More kids in British Columbia will be able to participate in organized sports thanks to $400,000 in new funding from the provincial government, announced Parliamentary Secretary for Non-Profit Partnerships Gordon Hogg on behalf of Bill Bennett, Minister of Community, Sport and Cultural Development.
KidSport is a non-profit organization that works to eliminate the financial barriers that can keep kids 18 and under from participating in sport. The program enables youth to participate in a sport of their choice through confidential financial assistance.
The funding will help KidSport assist more than 5,600 children and youth in British Columbia. Each grant averages $200 to $300.
Hogg made the announcement while taking part in KidSport’s annual fundraiser, the Corporate Kids Challenge, featuring an old-fashioned school sports day with participation by Olympians including Ryan Cochrane, Carol Huynh, Denny Morrison and Cindy Klassen.
2. One-stop to affordable justice for Island families
More help is on the way for southern Vancouver Island residents who need assistance with family and civil legal matters, Minister of Justice and Attorney General Shirley Bond announced today.
The government of B.C. is investing approximately $1.5 million to develop a Justice Access Centre (JAC) at the Victoria courthouse. Work on the former land titles office will begin in November 2012 and it’s expected to be ready to open in the fall of 2013.
The Victoria JAC is the third centre of its kind in B.C. – the others are located in Nanaimo and Vancouver.
Justice Access Centres provide a single front door to the justice system for people with family and civil law problems, such as separation and divorce, housing, income assistance and employment. Centre staff can help people who are pursuing court or tribunal actions navigate the justice system by providing them with information and simplifying the process. It is anticipated many clients will be vulnerable families.
Supporting vulnerable families is one of the three pillars in the Families First Agenda for British Columbians, announced by Premier Christy Clark last month. Services available through Justice Access Centres also contribute to reducing the number of cases that go to courts as clients can find alternatives to solving their problems by using services at the centre.

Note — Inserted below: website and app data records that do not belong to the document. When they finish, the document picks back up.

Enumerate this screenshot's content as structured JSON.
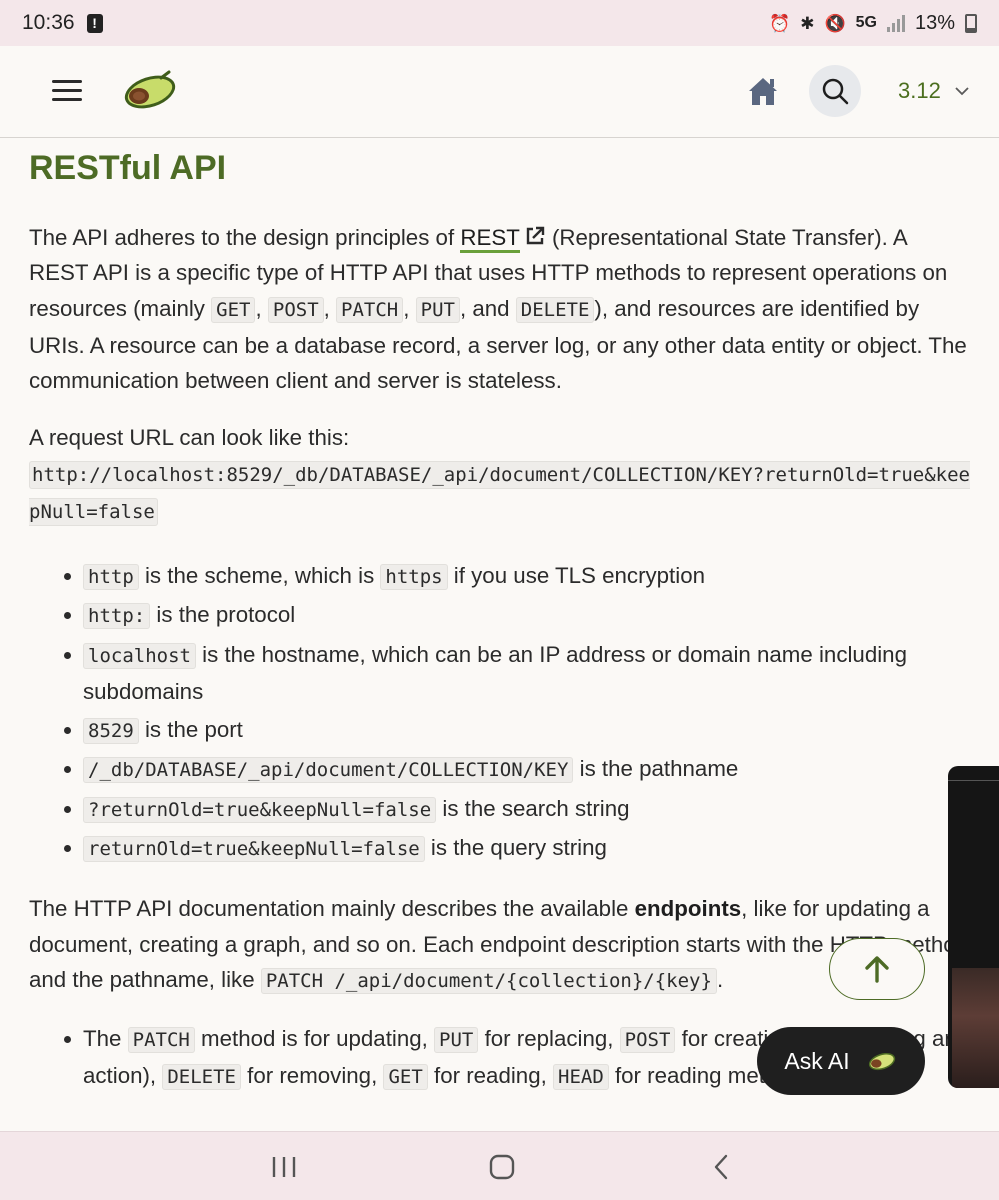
{
  "status_bar": {
    "time": "10:36",
    "network": "5G",
    "battery": "13%"
  },
  "header": {
    "version": "3.12",
    "icons": [
      "menu-icon",
      "avocado-logo",
      "home-icon",
      "search-icon",
      "chevron-down-icon"
    ]
  },
  "content": {
    "title": "RESTful API",
    "intro": {
      "before_link": "The API adheres to the design principles of ",
      "link": "REST",
      "after_link": " (Representational State Transfer). A REST API is a specific type of HTTP API that uses HTTP methods to represent operations on resources (mainly ",
      "methods": [
        "GET",
        "POST",
        "PATCH",
        "PUT",
        "DELETE"
      ],
      "sep": ", ",
      "and": ", and ",
      "after_methods": "), and resources are identified by URIs. A resource can be a database record, a server log, or any other data entity or object. The communication between client and server is stateless."
    },
    "url_intro": "A request URL can look like this:",
    "url_example": "http://localhost:8529/_db/DATABASE/_api/document/COLLECTION/KEY?returnOld=true&keepNull=false",
    "url_parts": [
      {
        "code": "http",
        "text": " is the scheme, which is ",
        "code2": "https",
        "text2": " if you use TLS encryption"
      },
      {
        "code": "http:",
        "text": " is the protocol"
      },
      {
        "code": "localhost",
        "text": " is the hostname, which can be an IP address or domain name including subdomains"
      },
      {
        "code": "8529",
        "text": " is the port"
      },
      {
        "code": "/_db/DATABASE/_api/document/COLLECTION/KEY",
        "text": " is the pathname"
      },
      {
        "code": "?returnOld=true&keepNull=false",
        "text": " is the search string"
      },
      {
        "code": "returnOld=true&keepNull=false",
        "text": " is the query string"
      }
    ],
    "endpoints": {
      "before_bold": "The HTTP API documentation mainly describes the available ",
      "bold": "endpoints",
      "after_bold": ", like for updating a document, creating a graph, and so on. Each endpoint description starts with the HTTP method and the pathname, like ",
      "code": "PATCH /_api/document/{collection}/{key}",
      "end": "."
    },
    "methods_list": {
      "t1": "The ",
      "c1": "PATCH",
      "t2": " method is for updating, ",
      "c2": "PUT",
      "t3": " for replacing, ",
      "c3": "POST",
      "t4": " for creating (or triggering an action), ",
      "c4": "DELETE",
      "t5": " for removing, ",
      "c5": "GET",
      "t6": " for reading, ",
      "c6": "HEAD",
      "t7": " for reading metadata only"
    }
  },
  "floating": {
    "scroll_top_icon": "arrow-up-icon",
    "ask_ai_label": "Ask AI"
  },
  "nav_bar": {
    "icons": [
      "recent-apps-icon",
      "home-nav-icon",
      "back-icon"
    ]
  },
  "colors": {
    "accent": "#4d6b25",
    "link_underline": "#6aa03a",
    "status_bar_bg": "#f4e7ea",
    "page_bg": "#fbf9f6"
  }
}
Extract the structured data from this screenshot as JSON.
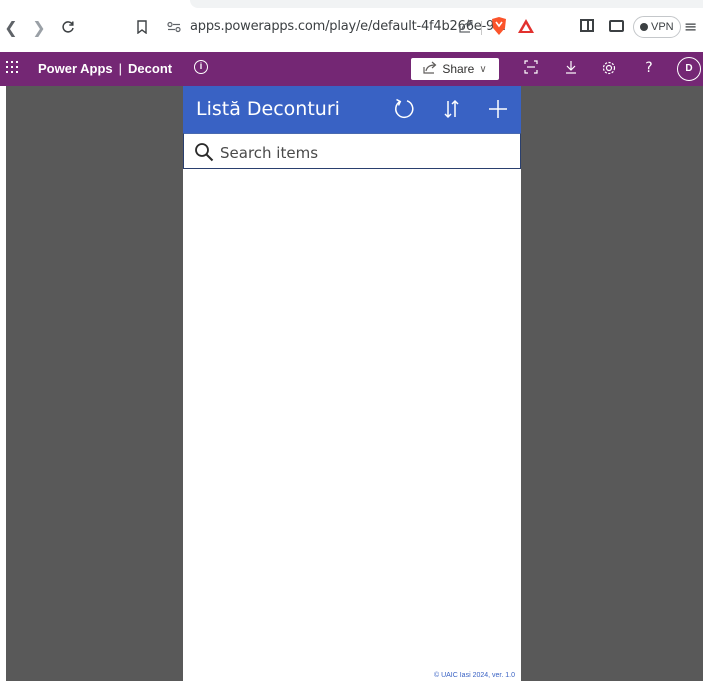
{
  "browser": {
    "url": "apps.powerapps.com/play/e/default-4f4b266e-9...",
    "vpn_label": "VPN",
    "rewards_badge": "10"
  },
  "header": {
    "app_name": "Power Apps",
    "separator": "|",
    "env_name": "Decont",
    "share_label": "Share",
    "avatar_initial": "D",
    "help_glyph": "?"
  },
  "app": {
    "title": "Listă Deconturi",
    "search_placeholder": "Search items",
    "footer": "© UAIC Iasi 2024, ver. 1.0"
  },
  "colors": {
    "header_purple": "#742774",
    "app_blue": "#3962c4",
    "player_background": "#595959"
  }
}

The creation of the Victoria Justice Access Centre builds on the knowledge and expertise gained through the Nanaimo and Vancouver Justice Access Centres. While services for the new centre will be gradually phased in, initially the centre will include all the services of a family justice centre, such as family justice counselling, mediation, parent education and other resources for families experiencing problems.
Like the Nanaimo and Vancouver Justice Access Centres, which have a number of important legal partners, the Legal Services Society will provide legal advice and the Access Pro Bono Society will provide information through legal clinics at the Victoria Justice Access Centre.
A unique aspect of the Victoria JAC is the co-location of the University of Victoria’s Law Centre, with funding from the Law Foundation. The Law Centre is operated by the Faculty of Law. Each year it provides legal advice, assistance and representation to almost 2000 people who cannot afford lawyers. The co-location will present opportunities for service collaboration.
The Justice Access Centres focus on early resolution mirrors the recommendations of the reports released last week by government and prepared by the Legal Services Society and Geoffrey Cowper, QC, in his report, A Criminal Justice System for the 21st Century.
Renovations to this government-owned building are being funded from a capital budget held centrally by Shared Services BC on behalf of all provincial ministries.
3. Promoting greater awareness on injury prevention
Dr. Colin Carrie, Parliamentary Secretary to the Minister of Health, today announced on behalf of the Honourable Leona Aglukkaq, Minister of Health, support for a physical literacy project that aims to promote greater awareness on how children and youth can avoid injury by playing safely.
“Unfortunately, more than 40% of child and youth injuries treated in emergency departments are sports- and recreation-related,” said Parliamentary Secretary Carrie. “Today’s investment encourages children and youth to develop the skills they need so they participate in a wide variety of sports safely.”
Canadian Sport for Life, with support from Canadian Sport Centre Pacific, will develop the Active and Safe for Life – Physical Literacy project to enhance the skills, knowledge and attitudes of children and youth so they can avoid injury when participating in sport and recreational activities. The project will also create safe sport environments by promoting best practices and using the appropriate equipment and facilities.
“Many sporting injuries can be prevented,” said Richard Way, Canadian Sport for Life. “When children and youth know how to move safely along with the rules of fair and safe play, they can avoid being injured and in the longer term, maintain an active and healthy lifestyle.”
Through the Public Health Agency of Canada’s Active and Safe initiative, the federal government supports a number of projects that focus on preventing injuries among children and youth by reaching Canadians in the communities where they live and play. Active and Safe encourages community level action to increase sport and recreation safety awareness.
Check out the Fact Sheet here.